Going through the data below, please show each line containing the string "this".

++++ Data extracts

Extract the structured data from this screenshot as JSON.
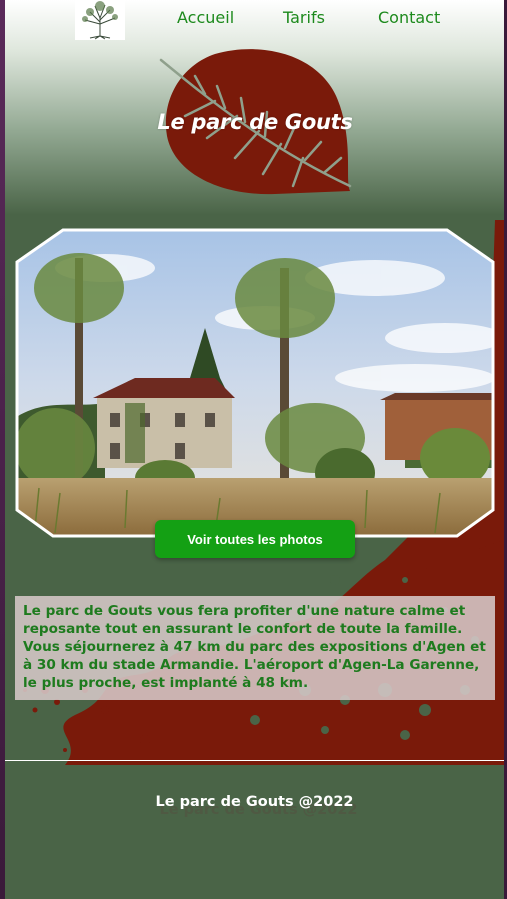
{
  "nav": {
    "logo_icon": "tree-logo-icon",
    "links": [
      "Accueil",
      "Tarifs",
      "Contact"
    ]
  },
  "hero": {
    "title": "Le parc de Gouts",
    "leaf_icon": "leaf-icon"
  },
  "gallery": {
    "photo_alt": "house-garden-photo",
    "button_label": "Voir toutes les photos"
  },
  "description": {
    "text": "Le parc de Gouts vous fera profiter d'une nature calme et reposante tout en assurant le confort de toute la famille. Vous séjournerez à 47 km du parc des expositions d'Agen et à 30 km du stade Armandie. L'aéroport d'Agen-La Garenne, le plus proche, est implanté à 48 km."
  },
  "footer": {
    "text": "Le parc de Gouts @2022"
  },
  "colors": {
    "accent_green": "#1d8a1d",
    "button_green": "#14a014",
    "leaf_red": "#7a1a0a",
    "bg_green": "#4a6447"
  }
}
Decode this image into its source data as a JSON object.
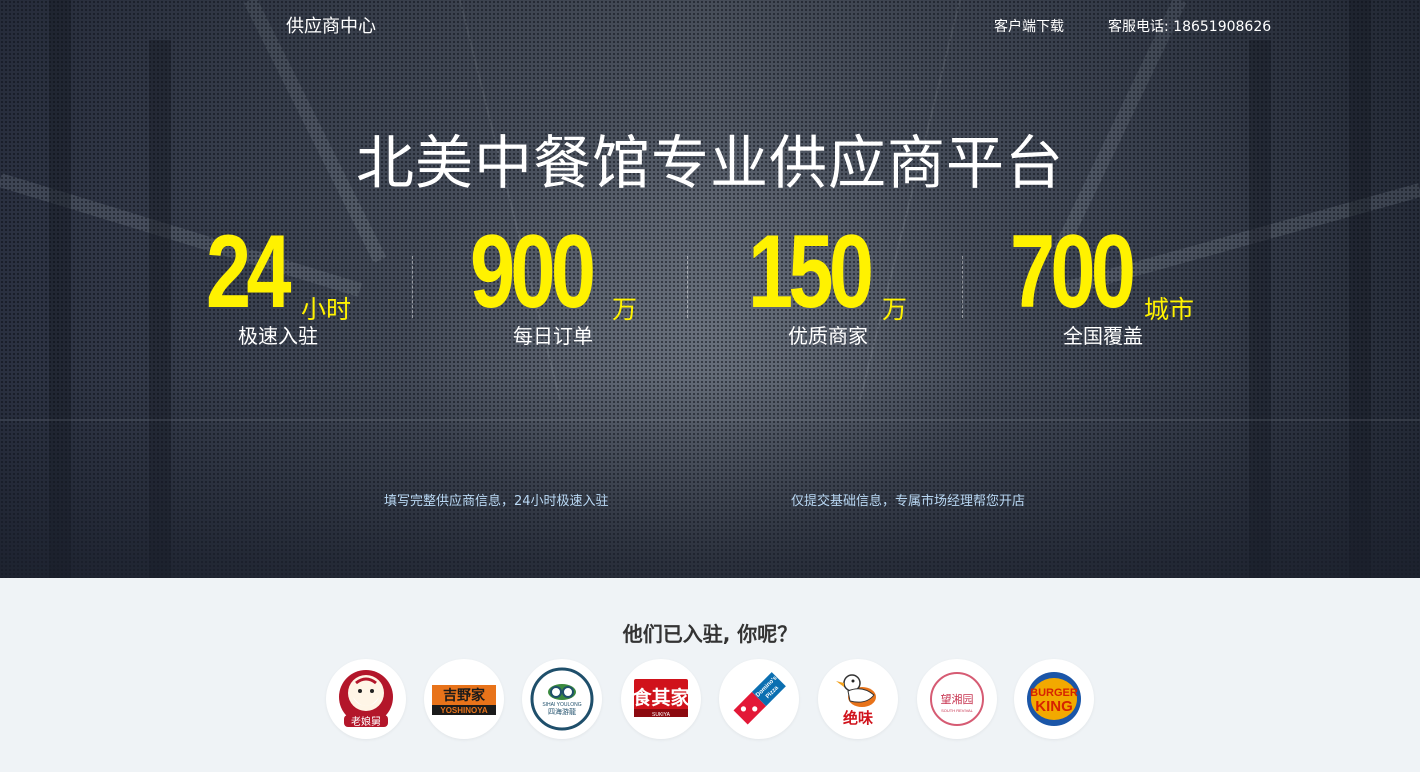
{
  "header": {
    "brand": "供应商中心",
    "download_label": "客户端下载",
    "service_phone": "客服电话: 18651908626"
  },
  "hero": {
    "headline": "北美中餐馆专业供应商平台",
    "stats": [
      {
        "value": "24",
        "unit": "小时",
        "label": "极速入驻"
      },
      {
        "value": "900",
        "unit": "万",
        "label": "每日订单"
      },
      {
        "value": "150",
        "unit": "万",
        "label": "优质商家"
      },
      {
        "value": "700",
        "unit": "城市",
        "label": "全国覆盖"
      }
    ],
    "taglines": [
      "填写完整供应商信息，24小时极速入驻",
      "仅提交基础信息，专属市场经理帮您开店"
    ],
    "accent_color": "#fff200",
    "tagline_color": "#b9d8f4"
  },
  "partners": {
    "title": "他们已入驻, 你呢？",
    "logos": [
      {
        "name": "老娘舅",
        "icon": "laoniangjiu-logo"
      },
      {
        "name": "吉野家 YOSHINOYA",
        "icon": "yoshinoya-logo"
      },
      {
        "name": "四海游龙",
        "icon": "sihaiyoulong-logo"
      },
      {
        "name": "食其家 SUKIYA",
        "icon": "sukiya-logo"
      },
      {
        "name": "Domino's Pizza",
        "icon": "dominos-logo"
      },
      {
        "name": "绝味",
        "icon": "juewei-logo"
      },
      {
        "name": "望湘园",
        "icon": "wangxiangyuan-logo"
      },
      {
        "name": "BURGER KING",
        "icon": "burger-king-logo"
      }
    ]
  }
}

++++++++

**Written solution**:
Extract the structured data from this screenshot as JSON.
Decode this image into its source data as a JSON object.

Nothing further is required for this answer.